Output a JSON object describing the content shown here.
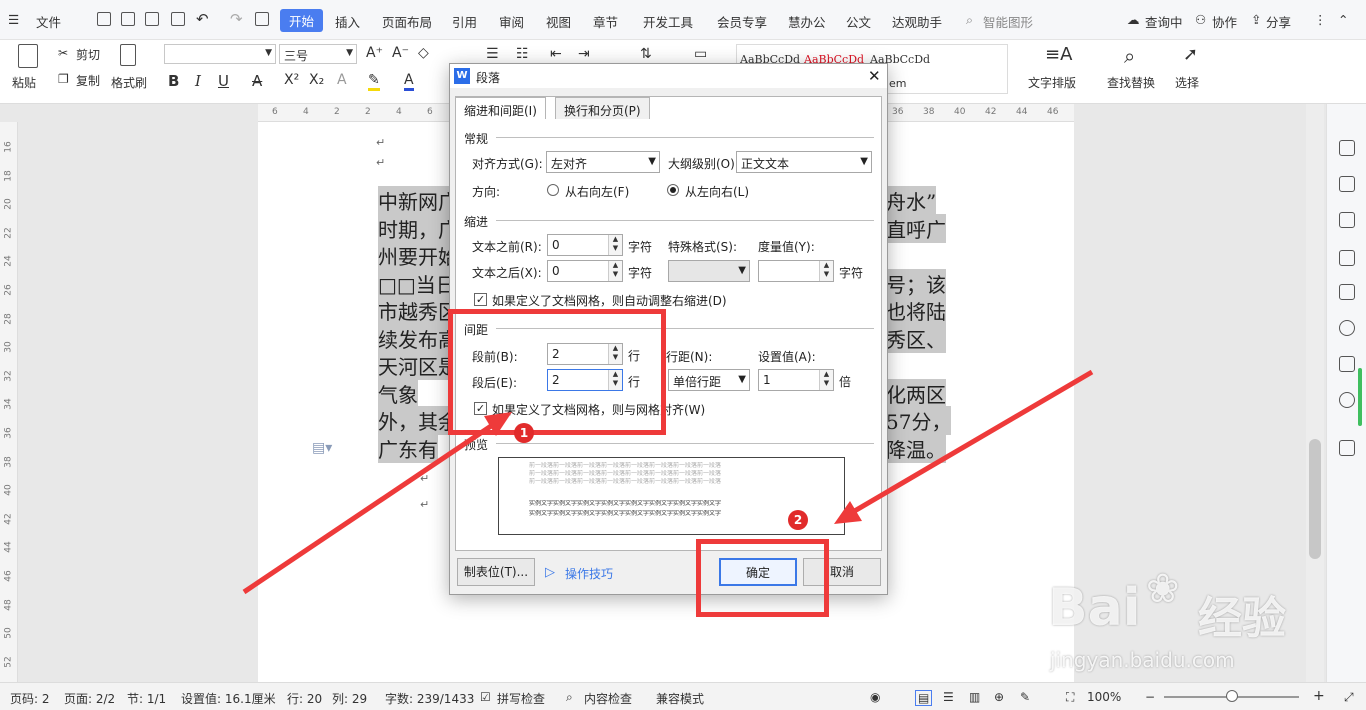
{
  "menubar": {
    "file": "文件",
    "tabs": [
      "开始",
      "插入",
      "页面布局",
      "引用",
      "审阅",
      "视图",
      "章节",
      "开发工具",
      "会员专享",
      "慧办公",
      "公文",
      "达观助手"
    ],
    "search": "智能图形",
    "right": [
      "查询中",
      "协作",
      "分享"
    ]
  },
  "ribbon": {
    "paste": "粘贴",
    "cut": "剪切",
    "copy": "复制",
    "format_painter": "格式刷",
    "font_size": "三号",
    "styles": [
      "AaBbCcDd",
      "AaBbCcDd",
      "AaBbCcDd"
    ],
    "style_partial": "em",
    "text_layout": "文字排版",
    "find_replace": "查找替换",
    "select": "选择"
  },
  "ruler": {
    "top": [
      "6",
      "4",
      "2",
      "2",
      "4",
      "6",
      "8",
      "10",
      "12",
      "14",
      "16",
      "18",
      "20",
      "22",
      "24",
      "26",
      "28",
      "30",
      "32",
      "34",
      "36",
      "38",
      "40",
      "42",
      "44",
      "46"
    ],
    "left": [
      "16",
      "18",
      "20",
      "22",
      "24",
      "26",
      "28",
      "30",
      "32",
      "34",
      "36",
      "38",
      "40",
      "42",
      "44",
      "46",
      "48",
      "50",
      "52"
    ]
  },
  "document": {
    "lines": [
      {
        "left": "中新网广",
        "right": "舟水”"
      },
      {
        "left": "时期，广",
        "right": "直呼广"
      },
      {
        "left": "州要开始",
        "right": ""
      },
      {
        "left": "□□当日",
        "right": "号；该"
      },
      {
        "left": "市越秀区",
        "right": "也将陆"
      },
      {
        "left": "续发布高",
        "right": "秀区、"
      },
      {
        "left": "天河区是",
        "right": ""
      },
      {
        "left": "    气象",
        "right": "化两区"
      },
      {
        "left": "外，其余",
        "right": "57分，"
      },
      {
        "left": "广东有",
        "right": "降温。"
      }
    ]
  },
  "dialog": {
    "title": "段落",
    "tabs": [
      "缩进和间距(I)",
      "换行和分页(P)"
    ],
    "general": {
      "section": "常规",
      "align_label": "对齐方式(G):",
      "align_value": "左对齐",
      "outline_label": "大纲级别(O):",
      "outline_value": "正文文本",
      "direction_label": "方向:",
      "rtl": "从右向左(F)",
      "ltr": "从左向右(L)"
    },
    "indent": {
      "section": "缩进",
      "before_label": "文本之前(R):",
      "before_value": "0",
      "unit1": "字符",
      "special_label": "特殊格式(S):",
      "measure_label": "度量值(Y):",
      "after_label": "文本之后(X):",
      "after_value": "0",
      "unit2": "字符",
      "unit3": "字符",
      "auto_adjust": "如果定义了文档网格，则自动调整右缩进(D)"
    },
    "spacing": {
      "section": "间距",
      "before_label": "段前(B):",
      "before_value": "2",
      "unit_before": "行",
      "line_label": "行距(N):",
      "setting_label": "设置值(A):",
      "after_label": "段后(E):",
      "after_value": "2",
      "unit_after": "行",
      "line_value": "单倍行距",
      "setting_value": "1",
      "setting_unit": "倍",
      "grid_align": "如果定义了文档网格，则与网格对齐(W)"
    },
    "preview": {
      "section": "预览",
      "prev_text": "前一段落前一段落前一段落前一段落前一段落前一段落前一段落前一段落",
      "sample_text": "实例文字实例文字实例文字实例文字实例文字实例文字实例文字实例文字"
    },
    "tabs_btn": "制表位(T)...",
    "tips": "操作技巧",
    "ok": "确定",
    "cancel": "取消"
  },
  "annotations": [
    "1",
    "2"
  ],
  "watermark": {
    "brand": "Bai",
    "brand_cn": "经验",
    "url": "jingyan.baidu.com"
  },
  "statusbar": {
    "items": [
      "页码: 2",
      "页面: 2/2",
      "节: 1/1",
      "设置值: 16.1厘米",
      "行: 20",
      "列: 29",
      "字数: 239/1433",
      "拼写检查",
      "内容检查",
      "兼容模式"
    ],
    "zoom": "100%"
  },
  "colors": {
    "accent": "#4a7df0",
    "annotation": "#ee3a3a"
  }
}
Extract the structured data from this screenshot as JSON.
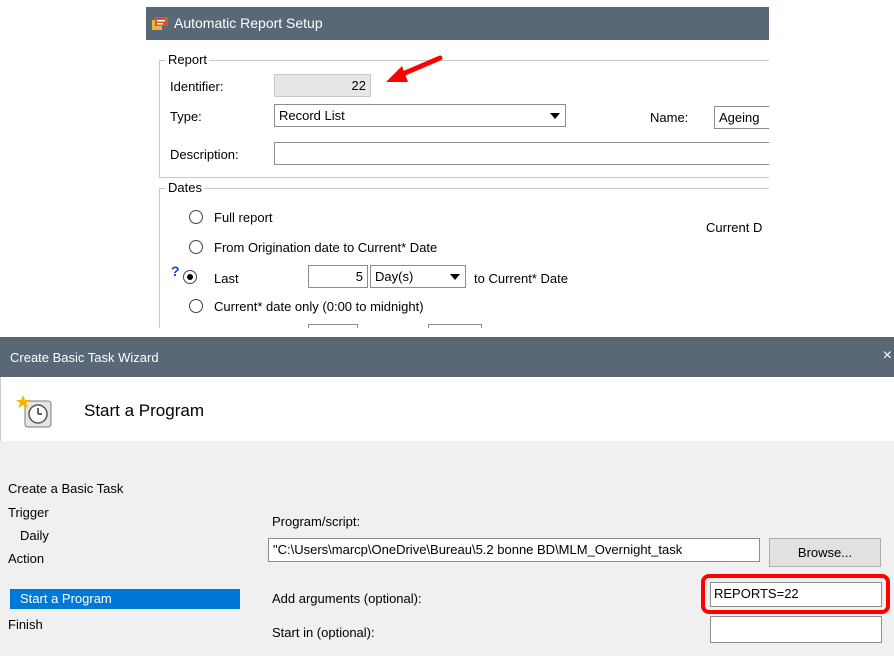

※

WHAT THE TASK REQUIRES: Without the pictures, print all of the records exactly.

RESULT OF THIS EXERCISE:
Output a JSON object describing the content shown here.
{
  "menubar": {
    "file": "文件",
    "tabs": [
      "开始",
      "插入",
      "页面布局",
      "引用",
      "审阅",
      "视图",
      "章节",
      "开发工具",
      "会员专享",
      "慧办公",
      "公文",
      "达观助手"
    ],
    "search": "智能图形",
    "right": [
      "查询中",
      "协作",
      "分享"
    ]
  },
  "ribbon": {
    "paste": "粘贴",
    "cut": "剪切",
    "copy": "复制",
    "format_painter": "格式刷",
    "font_size": "三号",
    "styles": [
      "AaBbCcDd",
      "AaBbCcDd",
      "AaBbCcDd"
    ],
    "style_partial": "em",
    "text_layout": "文字排版",
    "find_replace": "查找替换",
    "select": "选择"
  },
  "ruler": {
    "top": [
      "6",
      "4",
      "2",
      "2",
      "4",
      "6",
      "8",
      "10",
      "12",
      "14",
      "16",
      "18",
      "20",
      "22",
      "24",
      "26",
      "28",
      "30",
      "32",
      "34",
      "36",
      "38",
      "40",
      "42",
      "44",
      "46"
    ],
    "left": [
      "16",
      "18",
      "20",
      "22",
      "24",
      "26",
      "28",
      "30",
      "32",
      "34",
      "36",
      "38",
      "40",
      "42",
      "44",
      "46",
      "48",
      "50",
      "52"
    ]
  },
  "document": {
    "lines": [
      {
        "left": "中新网广",
        "right": "舟水”"
      },
      {
        "left": "时期，广",
        "right": "直呼广"
      },
      {
        "left": "州要开始",
        "right": ""
      },
      {
        "left": "□□当日",
        "right": "号；该"
      },
      {
        "left": "市越秀区",
        "right": "也将陆"
      },
      {
        "left": "续发布高",
        "right": "秀区、"
      },
      {
        "left": "天河区是",
        "right": ""
      },
      {
        "left": "    气象",
        "right": "化两区"
      },
      {
        "left": "外，其余",
        "right": "57分，"
      },
      {
        "left": "广东有",
        "right": "降温。"
      }
    ]
  },
  "dialog": {
    "title": "段落",
    "tabs": [
      "缩进和间距(I)",
      "换行和分页(P)"
    ],
    "general": {
      "section": "常规",
      "align_label": "对齐方式(G):",
      "align_value": "左对齐",
      "outline_label": "大纲级别(O):",
      "outline_value": "正文文本",
      "direction_label": "方向:",
      "rtl": "从右向左(F)",
      "ltr": "从左向右(L)"
    },
    "indent": {
      "section": "缩进",
      "before_label": "文本之前(R):",
      "before_value": "0",
      "unit1": "字符",
      "special_label": "特殊格式(S):",
      "measure_label": "度量值(Y):",
      "after_label": "文本之后(X):",
      "after_value": "0",
      "unit2": "字符",
      "unit3": "字符",
      "auto_adjust": "如果定义了文档网格，则自动调整右缩进(D)"
    },
    "spacing": {
      "section": "间距",
      "before_label": "段前(B):",
      "before_value": "2",
      "unit_before": "行",
      "line_label": "行距(N):",
      "setting_label": "设置值(A):",
      "after_label": "段后(E):",
      "after_value": "2",
      "unit_after": "行",
      "line_value": "单倍行距",
      "setting_value": "1",
      "setting_unit": "倍",
      "grid_align": "如果定义了文档网格，则与网格对齐(W)"
    },
    "preview": {
      "section": "预览",
      "prev_text": "前一段落前一段落前一段落前一段落前一段落前一段落前一段落前一段落",
      "sample_text": "实例文字实例文字实例文字实例文字实例文字实例文字实例文字实例文字"
    },
    "tabs_btn": "制表位(T)...",
    "tips": "操作技巧",
    "ok": "确定",
    "cancel": "取消"
  },
  "annotations": [
    "1",
    "2"
  ],
  "watermark": {
    "brand": "Bai",
    "brand_cn": "经验",
    "url": "jingyan.baidu.com"
  },
  "statusbar": {
    "items": [
      "页码: 2",
      "页面: 2/2",
      "节: 1/1",
      "设置值: 16.1厘米",
      "行: 20",
      "列: 29",
      "字数: 239/1433",
      "拼写检查",
      "内容检查",
      "兼容模式"
    ],
    "zoom": "100%"
  },
  "colors": {
    "accent": "#4a7df0",
    "annotation": "#ee3a3a"
  }
}
Extract the structured data from this screenshot as JSON.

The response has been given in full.